Public transit requires operational funding from all levels of government
In February 2021, the federal government announced almost $15 billion for public transit over the next eight years. This funding announcement exposes a crucial lack of understanding for what public transit needs to survive. The current federal and provincial investment strategy falls short. It fails to address the immediate and ongoing need for operational funding. Elected officials at all levels of government need to adjust their focus and consider the “return on investment” achieved through operational funding of public transit.
Funding of public transit plays a vital role in supporting the social welfare network and provides mobility to our seniors, our low-income workers, and our students. Subsidizing efficient and affordable public transit systems will help drive a national strategy to reduce greenhouse gas emissions.
Ongoing operational investment in public transit fuels regional economic and population growth. When our elected officials look through this lens, they will see what advocates of public transit see…and finally begin to understand the social, environmental, and economic benefits of investing in urban transit.

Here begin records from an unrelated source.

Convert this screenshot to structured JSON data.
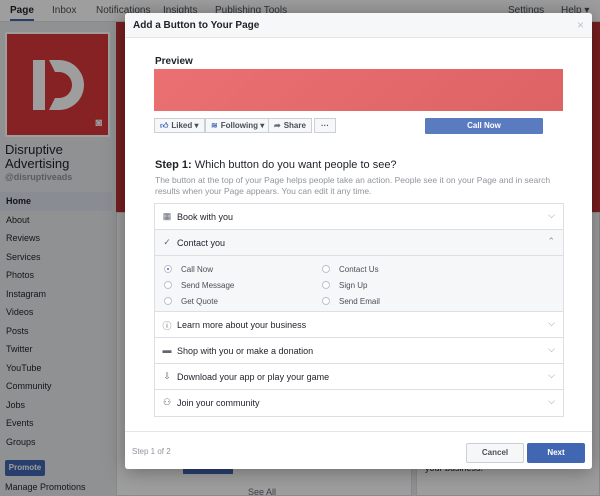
{
  "topnav": {
    "tabs": [
      "Page",
      "Inbox",
      "Notifications",
      "Insights",
      "Publishing Tools"
    ],
    "settings": "Settings",
    "help": "Help ▾"
  },
  "page": {
    "name": "Disruptive Advertising",
    "handle": "@disruptiveads",
    "menu": [
      "Home",
      "About",
      "Reviews",
      "Services",
      "Photos",
      "Instagram",
      "Videos",
      "Posts",
      "Twitter",
      "YouTube",
      "Community",
      "Jobs",
      "Events",
      "Groups"
    ],
    "promote": "Promote",
    "manage_promotions": "Manage Promotions",
    "see_all": "See All",
    "bg_text_right": "your business."
  },
  "modal": {
    "title": "Add a Button to Your Page",
    "close": "×",
    "preview_label": "Preview",
    "preview_buttons": {
      "liked": "Liked ▾",
      "following": "Following ▾",
      "share": "Share",
      "more": "···"
    },
    "call_now": "Call Now",
    "step_prefix": "Step 1:",
    "step_question": "Which button do you want people to see?",
    "step_description": "The button at the top of your Page helps people take an action. People see it on your Page and in search results when your Page appears. You can edit it any time.",
    "options": [
      {
        "label": "Book with you",
        "icon": "calendar-icon",
        "open": false
      },
      {
        "label": "Contact you",
        "icon": "check-icon",
        "open": true
      },
      {
        "label": "Learn more about your business",
        "icon": "info-icon",
        "open": false
      },
      {
        "label": "Shop with you or make a donation",
        "icon": "bag-icon",
        "open": false
      },
      {
        "label": "Download your app or play your game",
        "icon": "download-icon",
        "open": false
      },
      {
        "label": "Join your community",
        "icon": "people-icon",
        "open": false
      }
    ],
    "contact_choices": [
      {
        "label": "Call Now",
        "selected": true
      },
      {
        "label": "Contact Us",
        "selected": false
      },
      {
        "label": "Send Message",
        "selected": false
      },
      {
        "label": "Sign Up",
        "selected": false
      },
      {
        "label": "Get Quote",
        "selected": false
      },
      {
        "label": "Send Email",
        "selected": false
      }
    ],
    "footer_step": "Step 1 of 2",
    "cancel": "Cancel",
    "next": "Next"
  },
  "colors": {
    "brand_blue": "#4267b2",
    "cover_red": "#d9383a",
    "preview_red": "#e9686a"
  }
}
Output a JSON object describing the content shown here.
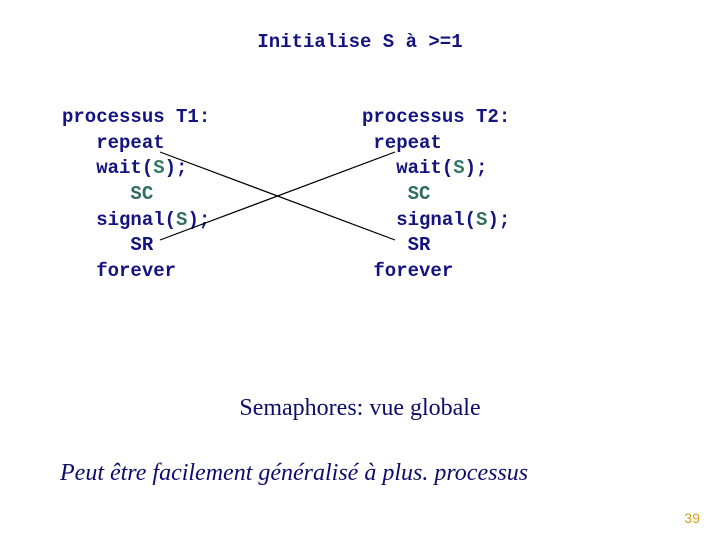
{
  "init": {
    "label": "Initialise S à >=1"
  },
  "processes": {
    "t1": {
      "title": "processus T1:",
      "l1": "repeat",
      "l2_a": "wait(",
      "l2_s": "S",
      "l2_b": ");",
      "l3": "SC",
      "l4_a": "signal(",
      "l4_s": "S",
      "l4_b": ");",
      "l5": "SR",
      "l6": "forever"
    },
    "t2": {
      "title": "processus T2:",
      "l1": "repeat",
      "l2_a": "wait(",
      "l2_s": "S",
      "l2_b": ");",
      "l3": "SC",
      "l4_a": "signal(",
      "l4_s": "S",
      "l4_b": ");",
      "l5": "SR",
      "l6": "forever"
    }
  },
  "caption": "Semaphores: vue globale",
  "note": "Peut être facilement généralisé à plus. processus",
  "page": "39"
}
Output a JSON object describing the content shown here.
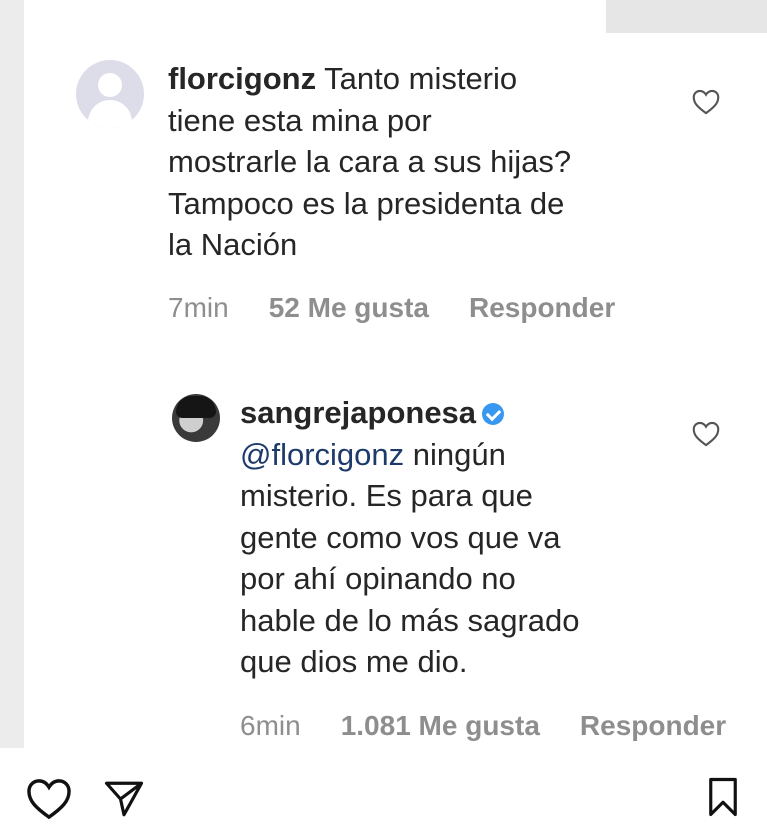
{
  "comments": [
    {
      "username": "florcigonz",
      "lines": [
        "Tanto misterio",
        "tiene esta mina por",
        "mostrarle la cara a sus hijas?",
        "Tampoco es la presidenta de",
        "la Nación"
      ],
      "time": "7min",
      "likes": "52 Me gusta",
      "reply": "Responder"
    },
    {
      "username": "sangrejaponesa",
      "mention": "@florcigonz",
      "lines": [
        "ningún",
        "misterio. Es para que",
        "gente como vos que va",
        "por ahí opinando no",
        "hable de lo más sagrado",
        "que dios me dio."
      ],
      "time": "6min",
      "likes": "1.081 Me gusta",
      "reply": "Responder"
    }
  ],
  "icons": {
    "comment_like": "heart-outline-icon",
    "verified": "verified-badge-icon",
    "bottom_like": "heart-icon",
    "bottom_share": "paper-plane-icon",
    "bottom_save": "bookmark-icon"
  }
}
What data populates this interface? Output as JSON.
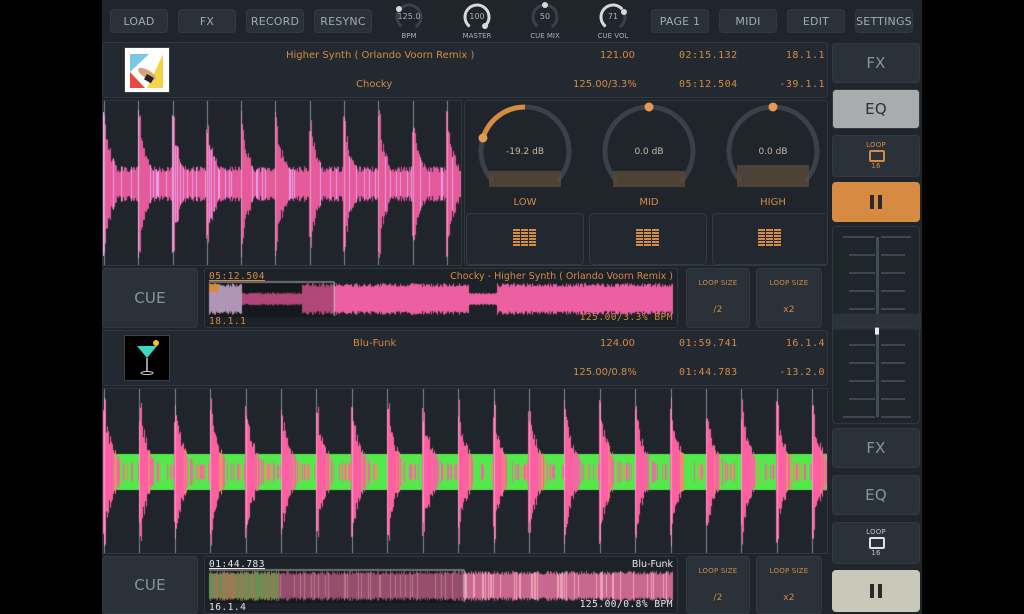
{
  "toolbar": {
    "buttons": [
      "LOAD",
      "FX",
      "RECORD",
      "RESYNC",
      "PAGE 1",
      "MIDI",
      "EDIT",
      "SETTINGS"
    ],
    "knobs": [
      {
        "label": "BPM",
        "value": "125.0",
        "fraction": 0.0
      },
      {
        "label": "MASTER",
        "value": "100",
        "fraction": 1.0
      },
      {
        "label": "CUE MIX",
        "value": "50",
        "fraction": 0.5
      },
      {
        "label": "CUE VOL",
        "value": "71",
        "fraction": 0.71
      }
    ]
  },
  "deck_a": {
    "title": "Higher Synth ( Orlando Voorn Remix )",
    "artist": "Chocky",
    "original_bpm": "121.00",
    "bpm_pitch": "125.00/3.3%",
    "time_total": "02:15.132",
    "time_remaining": "05:12.504",
    "beat_position": "18.1.1",
    "beat_remaining": "-39.1.1",
    "eq": [
      {
        "label": "LOW",
        "value": "-19.2 dB",
        "fraction": 0.22
      },
      {
        "label": "MID",
        "value": "0.0 dB",
        "fraction": 0.5
      },
      {
        "label": "HIGH",
        "value": "0.0 dB",
        "fraction": 0.5
      }
    ],
    "cue_label": "CUE",
    "overview": {
      "time": "05:12.504",
      "track": "Chocky - Higher Synth ( Orlando Voorn Remix )",
      "beat": "18.1.1",
      "bpm": "125.00/3.3% BPM",
      "progress": 0.27
    },
    "loop_buttons": [
      {
        "title": "LOOP SIZE",
        "value": "/2"
      },
      {
        "title": "LOOP SIZE",
        "value": "x2"
      }
    ],
    "side": {
      "fx": "FX",
      "eq": "EQ",
      "loop": "LOOP",
      "loop_size": "16",
      "eq_active": true,
      "playing": true
    }
  },
  "deck_b": {
    "title": "Blu-Funk",
    "artist": "",
    "original_bpm": "124.00",
    "bpm_pitch": "125.00/0.8%",
    "time_total": "01:59.741",
    "time_remaining": "01:44.783",
    "beat_position": "16.1.4",
    "beat_remaining": "-13.2.0",
    "cue_label": "CUE",
    "overview": {
      "time": "01:44.783",
      "track": "Blu-Funk",
      "beat": "16.1.4",
      "bpm": "125.00/0.8% BPM",
      "progress": 0.55
    },
    "loop_buttons": [
      {
        "title": "LOOP SIZE",
        "value": "/2"
      },
      {
        "title": "LOOP SIZE",
        "value": "x2"
      }
    ],
    "side": {
      "fx": "FX",
      "eq": "EQ",
      "loop": "LOOP",
      "loop_size": "16",
      "eq_active": false,
      "playing": true
    }
  },
  "crossfader": {
    "position": 0.47
  },
  "colors": {
    "accent": "#d68a42",
    "wave_pink": "#e85a9c",
    "wave_green": "#55e84a",
    "eq_active_bg": "#a9acae",
    "play_a_bg": "#d68a42",
    "play_b_bg": "#c9c9b9"
  }
}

Sheldon Phaneuf is a bus operator at Codiac Transpo in Moncton, and a member of ATU Local 1290